Samson Occom was a Mohegan leader and ordained Presbyterian minister. Occom began his public career in 1742, when he was chosen as a tribal counselor to Ben Uncas II. The following year, he sought out Eleazar Wheelock, a young Anglo-American minister in Lebanon, CT, in hopes of obtaining some education and becoming a teacher at Mohegan. Wheelock agreed to take on Occom as a student, and though Occom had anticipated staying for a few weeks or months, he remained with Wheelock for four years. Occom’s academic success inspired Wheelock to open Moor’s Indian Charity School in 1754, a project which gave him the financial and political capital to establish Dartmouth College in 1769. After his time with Wheelock, Occom embarked on a 12-year mission to the Montauk of Long Island (1749-1761). He married a Montauk woman, Mary Fowler, and served as both teacher and missionary to the Montauk and nearby Shinnecock, although he was grievously underpaid for his services. Occom conducted two brief missions to the Oneida in 1761 and 1762 before embarking on one of the defining journeys of his career: a fundraising tour of Great Britain that lasted from 1765 to 1768. During this journey, undertaken on behalf of Moor’s Indian Charity School, Occom raised £12,000 (an enormous and unanticpated amount that translates roughly to more than two-million dollars), and won wide acclaim for his preaching and comportment. Upon his return to Mohegan in 1768, Occom discovered that Wheelock had failed to adequately care for his family while he was gone. Additionally, despite the vast sums of money that he had raised, Occom found himself unemployed. Wheelock tried to find Occom a missionary position, but Occom was in poor health and disinclined to leave his family again after seeing the treatment with which they had met while he was in Britain. Occom and Wheelock’s relationship continued to sour as it became apparent to Occom that the money he had labored to raise would be going towards infrastructure at Dartmouth College, Wheelock’s new project, rather than the education of Native Americans. After the dissolution of his relationship with Wheelock, Occom became increasingly focused on the needs of the Mohegan community and increasingly vocal in criticizing Anglo-Americans’ un-Christian treatment of Native Americans. In September of 1772, he delivered his famous “Sermon on the Execution of Moses Paul,” which took Anglo-American spiritual hypocrisy as one of its major themes, and which went into four printings before the end of the year. In 1773, Occom became further disillusioned when the Mason Land Case was decided in favor of the Colony of Connecticut. The details of the Mason Case are complicated, but to summarize: the Colony of Connecticut had gained control of Mohegan land early in the 18th century under very suspect circumstances, and successfully fended off the Mohegan’s 70-year-long legal challenge. The conclusion of the case came as a blow to the Mohegans, and further convinced Occom of Anglo-American corruption. Along with David Fowler (Montauk Tribe), Occom's brother-in-law, and Joseph Johnson (Mohegan), Occom's son-in-law, Occom helped found Brothertown, an Indian tribe formed from the Christian Mohegans, Pequots, Narragansetts, Montauks, Tunxis, and Niantics. They eventually settled in Oneida country in upstate New York. Occom moved there with his family in 1789, spending the remaining years of his life serving as a minster to the Brothertown, Stockbridge, and Mohegan Indians. Harried by corrupt land agents, the Brothertown and Stockbridge groups relocated to the eastern shore of Lake Winnebago, though Occom died in 1792 before he could remove himself and his family there. Occom's writings and legacy have made him one of the best known and most eminent Native Americans of the 18th century and beyond.

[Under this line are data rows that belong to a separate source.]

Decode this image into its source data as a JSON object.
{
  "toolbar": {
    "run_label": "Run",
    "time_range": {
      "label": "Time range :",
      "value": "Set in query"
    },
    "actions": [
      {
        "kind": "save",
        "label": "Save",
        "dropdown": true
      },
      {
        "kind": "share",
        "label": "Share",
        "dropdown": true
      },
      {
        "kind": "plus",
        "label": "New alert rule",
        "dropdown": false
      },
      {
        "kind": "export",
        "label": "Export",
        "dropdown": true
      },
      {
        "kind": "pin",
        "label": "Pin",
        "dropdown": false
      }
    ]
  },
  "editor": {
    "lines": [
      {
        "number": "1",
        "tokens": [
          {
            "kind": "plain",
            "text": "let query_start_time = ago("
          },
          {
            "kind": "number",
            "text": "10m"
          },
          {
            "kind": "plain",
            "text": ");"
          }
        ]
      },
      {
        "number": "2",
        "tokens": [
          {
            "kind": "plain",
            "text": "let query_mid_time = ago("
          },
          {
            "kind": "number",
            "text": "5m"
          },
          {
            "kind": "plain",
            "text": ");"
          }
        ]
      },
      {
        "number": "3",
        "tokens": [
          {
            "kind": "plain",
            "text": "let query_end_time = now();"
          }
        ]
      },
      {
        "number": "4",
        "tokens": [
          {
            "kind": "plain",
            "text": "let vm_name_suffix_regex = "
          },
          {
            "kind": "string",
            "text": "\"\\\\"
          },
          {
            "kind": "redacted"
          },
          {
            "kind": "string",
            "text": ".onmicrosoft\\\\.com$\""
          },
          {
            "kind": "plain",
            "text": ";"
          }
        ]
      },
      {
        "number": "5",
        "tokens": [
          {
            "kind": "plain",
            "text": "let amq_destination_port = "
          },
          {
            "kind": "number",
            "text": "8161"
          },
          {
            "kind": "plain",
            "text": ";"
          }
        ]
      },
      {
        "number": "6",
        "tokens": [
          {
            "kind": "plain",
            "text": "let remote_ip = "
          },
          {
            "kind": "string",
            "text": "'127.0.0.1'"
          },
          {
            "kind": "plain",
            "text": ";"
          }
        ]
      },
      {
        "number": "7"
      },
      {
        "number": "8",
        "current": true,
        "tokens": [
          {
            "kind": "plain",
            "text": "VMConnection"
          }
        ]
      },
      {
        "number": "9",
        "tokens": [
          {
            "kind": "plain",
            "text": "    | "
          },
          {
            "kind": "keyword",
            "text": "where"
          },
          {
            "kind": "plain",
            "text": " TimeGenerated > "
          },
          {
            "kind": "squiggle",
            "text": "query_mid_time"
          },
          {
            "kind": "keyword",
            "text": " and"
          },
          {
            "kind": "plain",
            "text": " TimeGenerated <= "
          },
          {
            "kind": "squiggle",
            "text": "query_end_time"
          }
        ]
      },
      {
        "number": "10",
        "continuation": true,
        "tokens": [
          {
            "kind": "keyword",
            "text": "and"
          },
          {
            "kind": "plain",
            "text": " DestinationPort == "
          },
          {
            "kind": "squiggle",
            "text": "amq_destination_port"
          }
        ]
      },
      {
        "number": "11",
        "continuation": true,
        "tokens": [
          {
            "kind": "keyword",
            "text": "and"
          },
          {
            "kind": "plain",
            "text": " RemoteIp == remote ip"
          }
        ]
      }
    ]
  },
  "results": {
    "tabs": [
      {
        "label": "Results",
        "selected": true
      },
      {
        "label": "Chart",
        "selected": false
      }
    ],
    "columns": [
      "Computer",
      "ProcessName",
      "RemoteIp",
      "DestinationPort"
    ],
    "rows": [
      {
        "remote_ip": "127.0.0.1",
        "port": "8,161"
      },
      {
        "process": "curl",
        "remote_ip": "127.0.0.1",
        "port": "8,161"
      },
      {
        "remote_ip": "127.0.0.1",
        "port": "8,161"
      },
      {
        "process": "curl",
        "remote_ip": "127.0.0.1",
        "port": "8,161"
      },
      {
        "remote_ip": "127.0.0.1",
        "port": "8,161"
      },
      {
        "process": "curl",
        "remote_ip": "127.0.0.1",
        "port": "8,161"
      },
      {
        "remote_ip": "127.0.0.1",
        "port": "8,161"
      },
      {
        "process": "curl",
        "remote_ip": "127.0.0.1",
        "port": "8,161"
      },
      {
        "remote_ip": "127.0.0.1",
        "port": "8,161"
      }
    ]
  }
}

Eleazar Wheelock was a New Light Congregationalist minister who founded Dartmouth College. He was born into a very typical Congregationalist family, and began studying at Yale in 1729, where he fell in with the emerging New Light clique. The evangelical network that he built in college propelled him to fame as an itinerant minister during the First Great Awakening and gave him many of the contacts that he later drew on to support his charity school for Native Americans. Wheelock’s time as an itinerant minister indirectly brought about his charity school. When the Colony of Connecticut retroactively punished itinerant preaching in 1743, Wheelock was among those who lost his salary. Thus, in 1743, he began operating a grammar school to support himself. He was joined that December by Samson Occom, a Mohegan Indian, who sought out an education in hopes of becoming a teacher among his people. Occom’s academic success inspired Wheelock to train Native Americans as missionaries. To that end, he opened Moor’s Indian Charity School in 1754 (where he continued to train Anglo-American students who paid their own way as well as students who functionally indentured themselves to Wheelock as missionaries in exchange for an education). Between 1754 and 1769, when he relocated to New Hampshire, Wheelock trained approximately 60 male and female Native American students from nearby Algonquian tribes and from the Haudenosaunee (Iroquois) of central New York. At the same time, he navigated the complicated politics of missionary societies by setting up his own board of the Society in Scotland for Propagating Christian Knowledge, although he continued to feud with the Boston Board of the SSPCK and the London Commissioners in Boston (more colloquially called the New England Company). By the late 1760s, Wheelock had become disillusioned with the idea of Native American education. He was increasingly convinced that educating Native Americans was futile (several of his students had failed to conform to his confusing and contradictory standards), and, in late 1768, he lost his connection to the Haudenosaunee. With his inclination and ability to sponsor Native American missionaries largely depleted, Wheelock sought instead to fulfill his ultimate ambition of obtaining a charter and opening a college, which he did in 1769. To fund this new enterprise, Wheelock drew on the £12,000 that Samson Occom had raised for Moor’s Indian Charity School during a two-and-a-half year tour of Great Britain (1765 to 1768). Much of this money went towards clearing land and erecting buildings in New Hampshire for the Charity School’s relocation — infrastructure that also happened to benefit Dartmouth. Many of Wheelock’s contemporaries were outraged by what they saw as misuse of the money, as it was clear that Dartmouth College was not intended for Indians and that Moor’s had become a side project. Although Wheelock tried to maintain at least some commitment to Native American education by recruiting students from Canadian communities, the move did a great deal of damage to his public image. The last decade of Wheelock’s life was not easy. In addition to the problems of trying to set up a college far away from any Anglo-American urban center, Wheelock experienced the loss of relationships with two of his most famous and successful students, Samson Occom and Samuel Kirkland (an Anglo-American protégé). He also went into debt for Dartmouth College, especially after the fund raised in Britain was exhausted.